Obama Tag

Published on Huffington Post. The following remarks were delivered by Valarie Kaur at The White House on November 20, 2013. Waheguru Ji Ka Kalsa, Waheguru Ji Ki Fateh Thank you to President Obama and his staff for gathering us in the White House to celebrate Gurpurab, the birth of Guru Nanak, the founder of the Sikh faith. I am deeply honored to reflect on the story of our faith with you. The story begins halfway around the world in Punjab with the birth of a humble herdsman named Nanak in

Published on Washington Post. When my plane landed in Connecticut early Friday afternoon, I was glad to be home. I had just spent the week in Oak Creek, Wis., with families of victims murdered in the mass shooting on Aug. 5, 2012 at a Sikh temple. Their grief is still fresh, and it was both heart-breaking and cathartic to facilitate discussion and healing. I could never have imagined that I would be traveling from the site of one mass shooting to another, this time in my own backyard. The

Millennials showed up at the polls this week! We weren't out in the same numbers as 2008, but we were a sizable force that made a difference. Sixty percent of us voted for President Obama this election. On MSNBC, I offer a portrait of the Millennial generation on the eve of the election and lift up a hope that was delivered: Valarie Kaur on MSNBC "Melissa Harris-Perry Show" Oct. 27 2012: Milliennials and the Election

Letter from dear friend and mentor Amardeep Bhalla to fellow Sikh Americans on Election Day: Dear Sikh Friends, In case there is any Sikh American voter left to be persuaded, I just wanted to share this quick but comprehensive list of what the Obama Administration has done for our community. From reading it, I believe it will become clear that President Obama is by far the candidate most likely to advance Sikh American issues. I urge any Sikh, whether they are Democrat, Republican, or Independent, to please read it. Regardless

Published on CNN. (CNN) -- Last Saturday morning, when media crews outside the Sikh gurdwara (house of worship) in Oak Creek, Wisconsin, packed up their trucks to chase the news of Mitt Romney's choice for vice president, Sikh Americans were left reflecting on six days of unprecedented national attention. After the shooting of six people in a Sikh gurdwara, a stream of national leaders, from the Rev. Jesse Jackson to Gov. Scott Walker, came to offer condolences and support. But there was one person missing. It was you, Mr.

Published on Salon. On Wednesday night, Dalbir Singh was closing his store when three masked people approached and opened gunfire. He was shot in the head and died instantly. This crime fits the profile of thousands of failed attempted robberies in the U.S., except that Dalbir Singh is a turbaned Sikh man in Oak Creek, Wis. Dalbir Singh was murdered just 10 days after a white supremacist massacred six people – five turbaned men and one woman – in the Sikh gurdwara in Oak Creek. He was one of

Published by The Washington Post. On Friday morning, I arrived at a conference at the White House to speak on the future of the Sikh American community. On a panel, I reported on a rising generation of Sikhs who are reinterpreting their faith and finding innovative ways to serve their country.
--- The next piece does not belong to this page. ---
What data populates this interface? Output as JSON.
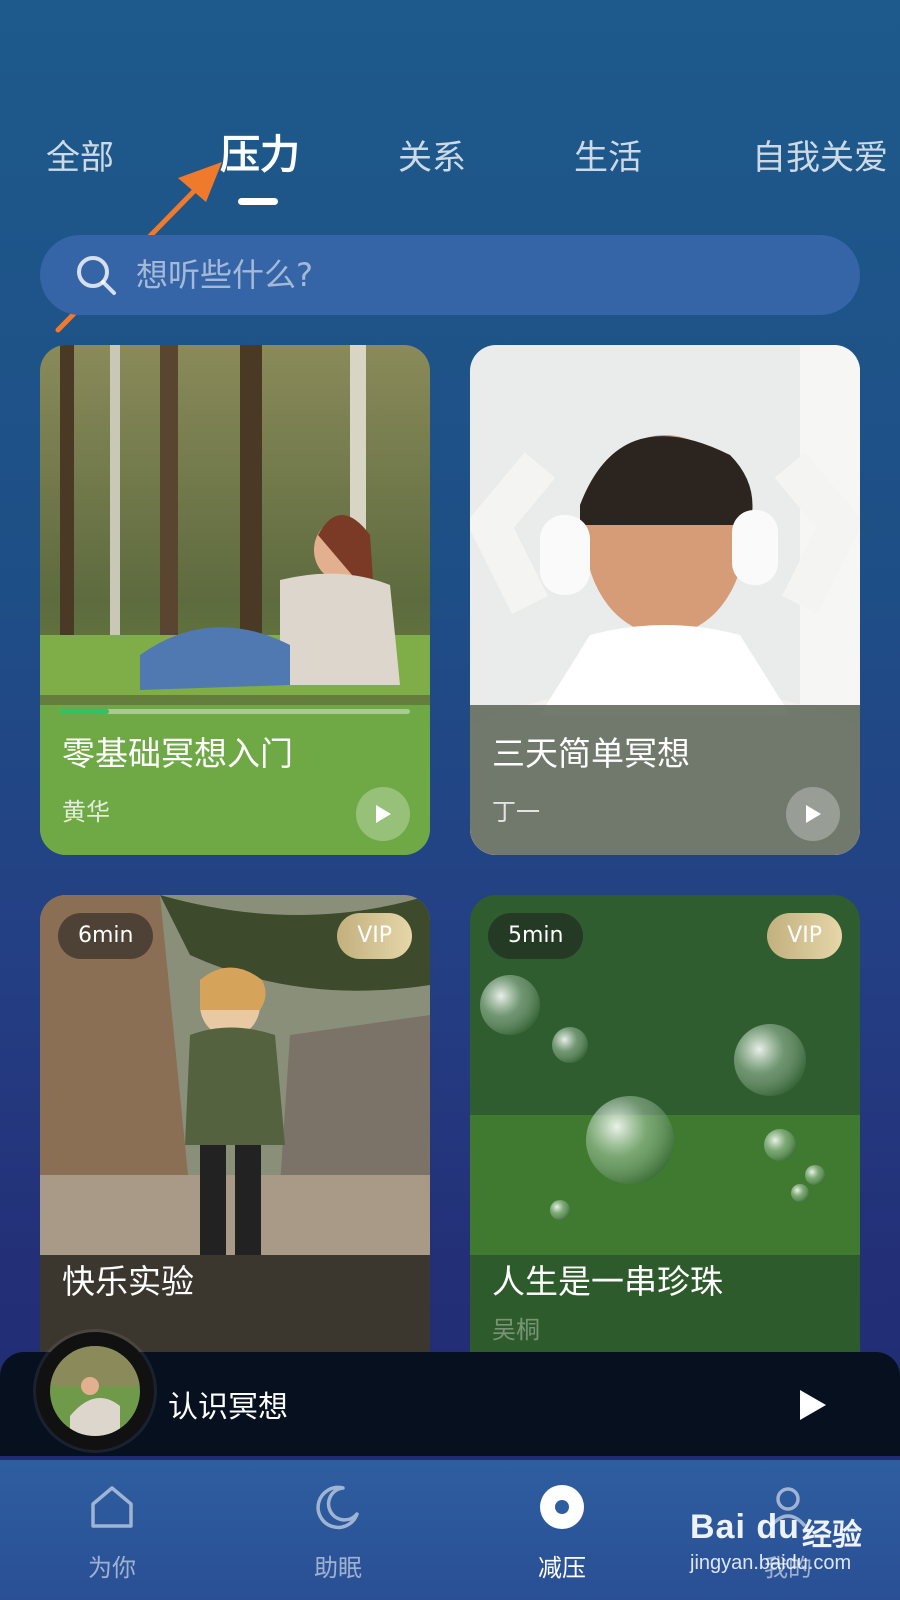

As I spoke, I caught students in the audience, listening and nodding. Afterward, they swarmed me and shared their brightest new ideas. I was moved, energized, and filled with hope for the future of our community. Forty-eight hours
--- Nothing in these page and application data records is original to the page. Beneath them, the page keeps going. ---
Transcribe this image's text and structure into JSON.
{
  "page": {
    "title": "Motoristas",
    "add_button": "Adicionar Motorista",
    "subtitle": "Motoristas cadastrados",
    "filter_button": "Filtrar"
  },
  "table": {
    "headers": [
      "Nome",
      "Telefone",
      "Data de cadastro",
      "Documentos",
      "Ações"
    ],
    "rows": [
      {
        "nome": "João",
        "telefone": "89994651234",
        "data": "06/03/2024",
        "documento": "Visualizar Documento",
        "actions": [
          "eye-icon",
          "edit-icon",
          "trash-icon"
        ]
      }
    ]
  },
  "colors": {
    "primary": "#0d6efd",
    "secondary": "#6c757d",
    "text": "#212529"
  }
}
As many of you know, for the last decade, I've had the opportunity to tour with Divided We Fall, leading dialogues on campuses and communities in 200 cities across the country. And I began to notice something -- a rising generation of people like me were tired of partisan politics and hungry for meaningful social action. Many of us found it in the campaign of President Obama. And while I'm proud to have worked on his campaign, it's clear now that we need more than a president

On June 22, I had the privilege of spending the afternoon at the White House at the invitation of the President. A typical work day.  I was invited as one of 150 community leaders across the country for a briefing and reception in honor of Asian American and Pacific Islander heritage. The invitation came as a surprise -- and a long-held dream come true.  To shake the President's hand and say

I've just received an invitation from President Obama to the White House on Wednesday for a briefing and reception in honor of Asian American Pacific Islander Heritage.  The shock is not wearing off. I've asked Sharat to come with me, and both of us are brainstorming about how to make this visit useful.  There's so much on our minds --preparing for the 9/11 anniversary, supporting multifaith movement building, mobilizing Millennials, standing up for Sikh and Muslim Americans, pushing for immigration reform and LGBT equality and closing Guantanamo